When the COVID-19 pandemic struck four years later, the PTC was prepared to seamlessly accelerate its planned move to systemwide All Electronic Tolling (AET), eliminating physical cash collection at interchanges to safeguard operations and maintain customer and employee safety.   

Through it all, the PTC continued to meet expected and consistent levels of toll collection, while posting better-than-average E-ZPass adoption numbers. As a result, the PTC captures 93-94% of revenues — which in FY23 equates to about $1.6 billion.

Our collection rate is well within industry standard; leakage, or the 6-7% of transactions that don’t realize revenue, has long been a challenge — even during the tollbooth era. However, the PTC continues, as it did during pilot testing, to meet industry expectations. 

The leakage issue is one of customer nonpayment with only 1-2% attributed to bad DMV addresses and plate recognition issues. 

Due to the Toll By Plate rate structuring, leakage is not a revenue problem. But, it is an issue of fairness to ensure all drivers pay their share. The PTC works hard to make paying tolls as easy as possible.

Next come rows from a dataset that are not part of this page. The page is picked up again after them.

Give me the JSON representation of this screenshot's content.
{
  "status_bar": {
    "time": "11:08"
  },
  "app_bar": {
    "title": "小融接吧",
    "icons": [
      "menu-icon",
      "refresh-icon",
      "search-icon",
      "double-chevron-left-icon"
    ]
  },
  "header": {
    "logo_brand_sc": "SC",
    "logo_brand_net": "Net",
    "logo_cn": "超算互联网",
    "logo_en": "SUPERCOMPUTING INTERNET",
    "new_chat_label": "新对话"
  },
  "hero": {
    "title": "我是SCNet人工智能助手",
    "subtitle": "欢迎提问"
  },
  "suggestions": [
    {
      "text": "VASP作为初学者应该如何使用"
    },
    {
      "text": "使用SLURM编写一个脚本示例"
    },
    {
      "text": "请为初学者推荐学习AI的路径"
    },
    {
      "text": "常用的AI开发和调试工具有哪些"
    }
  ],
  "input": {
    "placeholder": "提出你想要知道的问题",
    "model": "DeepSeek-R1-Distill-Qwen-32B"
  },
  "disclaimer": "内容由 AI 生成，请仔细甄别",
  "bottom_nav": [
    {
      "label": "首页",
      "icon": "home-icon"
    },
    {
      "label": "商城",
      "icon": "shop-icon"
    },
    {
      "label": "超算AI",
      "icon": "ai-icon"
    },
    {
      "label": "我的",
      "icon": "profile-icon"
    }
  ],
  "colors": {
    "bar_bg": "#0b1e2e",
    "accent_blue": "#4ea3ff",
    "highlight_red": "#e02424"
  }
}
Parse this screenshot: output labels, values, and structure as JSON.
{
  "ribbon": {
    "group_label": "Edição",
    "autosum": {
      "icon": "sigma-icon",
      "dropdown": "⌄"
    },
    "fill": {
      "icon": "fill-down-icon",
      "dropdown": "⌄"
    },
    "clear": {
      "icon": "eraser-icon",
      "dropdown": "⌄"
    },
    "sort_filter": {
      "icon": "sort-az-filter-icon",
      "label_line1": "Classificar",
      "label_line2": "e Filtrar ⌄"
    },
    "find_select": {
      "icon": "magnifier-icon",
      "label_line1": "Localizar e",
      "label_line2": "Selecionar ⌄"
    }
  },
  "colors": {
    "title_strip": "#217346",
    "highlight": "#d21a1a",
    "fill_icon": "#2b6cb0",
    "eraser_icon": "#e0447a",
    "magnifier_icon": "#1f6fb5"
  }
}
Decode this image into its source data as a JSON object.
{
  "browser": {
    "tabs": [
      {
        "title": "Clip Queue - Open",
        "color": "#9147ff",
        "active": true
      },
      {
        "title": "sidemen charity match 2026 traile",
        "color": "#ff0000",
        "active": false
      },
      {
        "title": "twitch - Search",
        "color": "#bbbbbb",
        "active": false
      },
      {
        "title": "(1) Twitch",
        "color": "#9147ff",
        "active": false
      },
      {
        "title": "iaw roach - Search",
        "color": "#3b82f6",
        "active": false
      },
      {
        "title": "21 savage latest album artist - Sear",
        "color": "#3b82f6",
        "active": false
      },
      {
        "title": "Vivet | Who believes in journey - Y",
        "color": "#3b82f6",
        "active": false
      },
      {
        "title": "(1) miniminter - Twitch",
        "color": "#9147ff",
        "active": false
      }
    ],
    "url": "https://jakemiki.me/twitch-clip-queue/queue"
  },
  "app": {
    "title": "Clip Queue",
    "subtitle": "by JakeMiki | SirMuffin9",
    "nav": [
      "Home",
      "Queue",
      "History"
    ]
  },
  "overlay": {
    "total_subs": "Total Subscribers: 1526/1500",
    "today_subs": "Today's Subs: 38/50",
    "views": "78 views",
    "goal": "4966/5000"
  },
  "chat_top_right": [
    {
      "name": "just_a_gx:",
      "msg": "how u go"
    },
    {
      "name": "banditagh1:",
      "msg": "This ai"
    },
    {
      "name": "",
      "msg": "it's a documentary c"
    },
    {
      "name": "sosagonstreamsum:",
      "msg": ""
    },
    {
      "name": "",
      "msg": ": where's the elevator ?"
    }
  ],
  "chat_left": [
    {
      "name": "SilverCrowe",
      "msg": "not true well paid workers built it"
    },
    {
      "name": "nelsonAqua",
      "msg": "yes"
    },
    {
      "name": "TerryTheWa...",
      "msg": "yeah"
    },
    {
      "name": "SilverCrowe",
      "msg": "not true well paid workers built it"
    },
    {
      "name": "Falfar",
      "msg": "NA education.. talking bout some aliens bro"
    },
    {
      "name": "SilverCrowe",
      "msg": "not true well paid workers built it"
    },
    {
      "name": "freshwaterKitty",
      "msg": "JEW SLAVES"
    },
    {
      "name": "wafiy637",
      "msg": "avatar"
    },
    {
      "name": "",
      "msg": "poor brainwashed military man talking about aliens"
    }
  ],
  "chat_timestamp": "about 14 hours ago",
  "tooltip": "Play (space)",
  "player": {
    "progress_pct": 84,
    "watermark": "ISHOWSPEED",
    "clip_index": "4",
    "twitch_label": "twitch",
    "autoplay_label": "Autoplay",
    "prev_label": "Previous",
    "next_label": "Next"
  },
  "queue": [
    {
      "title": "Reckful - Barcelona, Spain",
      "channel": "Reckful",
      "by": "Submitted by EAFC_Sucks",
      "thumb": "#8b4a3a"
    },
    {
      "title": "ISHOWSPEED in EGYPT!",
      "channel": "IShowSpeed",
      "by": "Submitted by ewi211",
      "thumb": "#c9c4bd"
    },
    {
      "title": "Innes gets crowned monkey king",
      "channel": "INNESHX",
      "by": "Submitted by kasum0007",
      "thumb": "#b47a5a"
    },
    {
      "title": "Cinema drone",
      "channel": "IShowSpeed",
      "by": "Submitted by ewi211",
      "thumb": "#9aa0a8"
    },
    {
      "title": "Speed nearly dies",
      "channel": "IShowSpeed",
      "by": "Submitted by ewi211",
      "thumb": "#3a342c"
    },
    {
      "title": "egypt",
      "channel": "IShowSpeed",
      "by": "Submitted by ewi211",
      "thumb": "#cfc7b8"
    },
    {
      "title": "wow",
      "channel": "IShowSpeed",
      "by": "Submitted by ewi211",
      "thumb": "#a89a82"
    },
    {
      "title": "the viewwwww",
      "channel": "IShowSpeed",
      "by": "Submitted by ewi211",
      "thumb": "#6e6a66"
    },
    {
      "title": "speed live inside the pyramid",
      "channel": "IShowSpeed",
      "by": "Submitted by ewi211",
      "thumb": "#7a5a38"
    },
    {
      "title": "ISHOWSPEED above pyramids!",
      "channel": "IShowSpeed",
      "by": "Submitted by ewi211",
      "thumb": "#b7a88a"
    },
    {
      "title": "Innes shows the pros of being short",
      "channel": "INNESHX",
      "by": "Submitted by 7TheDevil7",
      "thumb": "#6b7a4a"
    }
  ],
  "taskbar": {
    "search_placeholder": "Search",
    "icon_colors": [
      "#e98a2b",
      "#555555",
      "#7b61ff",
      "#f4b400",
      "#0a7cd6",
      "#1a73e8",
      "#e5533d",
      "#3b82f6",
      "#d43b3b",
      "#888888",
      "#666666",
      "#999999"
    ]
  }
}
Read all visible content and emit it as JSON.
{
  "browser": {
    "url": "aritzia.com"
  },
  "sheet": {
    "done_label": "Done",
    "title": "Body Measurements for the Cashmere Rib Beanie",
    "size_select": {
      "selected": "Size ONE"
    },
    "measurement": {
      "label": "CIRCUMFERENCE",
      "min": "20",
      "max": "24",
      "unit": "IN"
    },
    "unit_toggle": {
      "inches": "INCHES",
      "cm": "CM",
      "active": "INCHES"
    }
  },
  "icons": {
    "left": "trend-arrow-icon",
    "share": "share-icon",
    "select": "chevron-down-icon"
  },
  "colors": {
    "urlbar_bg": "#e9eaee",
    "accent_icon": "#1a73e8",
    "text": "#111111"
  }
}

Payments are accepted:

  • Online
  • Over the phone
  • Mail
  • In person at the Harrisburg Customer Service Center
  • Cash payment network
  • Via the Toll by Plate app

 It’s also possible to convert a Toll By Plate invoice to an E-ZPass account when making a payment -- which saves money instantly. 

And for those who still don’t pay their invoices, the PTC uses multiple, escalating remedies to compel payment, including late fees, debt collection, vehicle registration suspension, and legal action against egregious violators.  

The PTC worked closely with the PA House and Senate transportation committees and General Assembly leadership to pass a 2023 law that lowered registration suspension thresholds from $500 to $250 in unpaid tolls. Proposed legislation to garnish PA tax return or lottery winnings over $2,500 is under consideration now. 

Customers – including commuters, tourists, and trucker drivers – pay to use the Turnpike because it is an efficient road with fewer traffic stops. The customer-driven conversion to ORT will reduce congestion, noise, and travel times while maintaining the PTC’s commitment to sustainable transportation practices. 


 By Bradley J. Heigel, P.E., Chief Engineer, Pennsylvania Turnpike Commission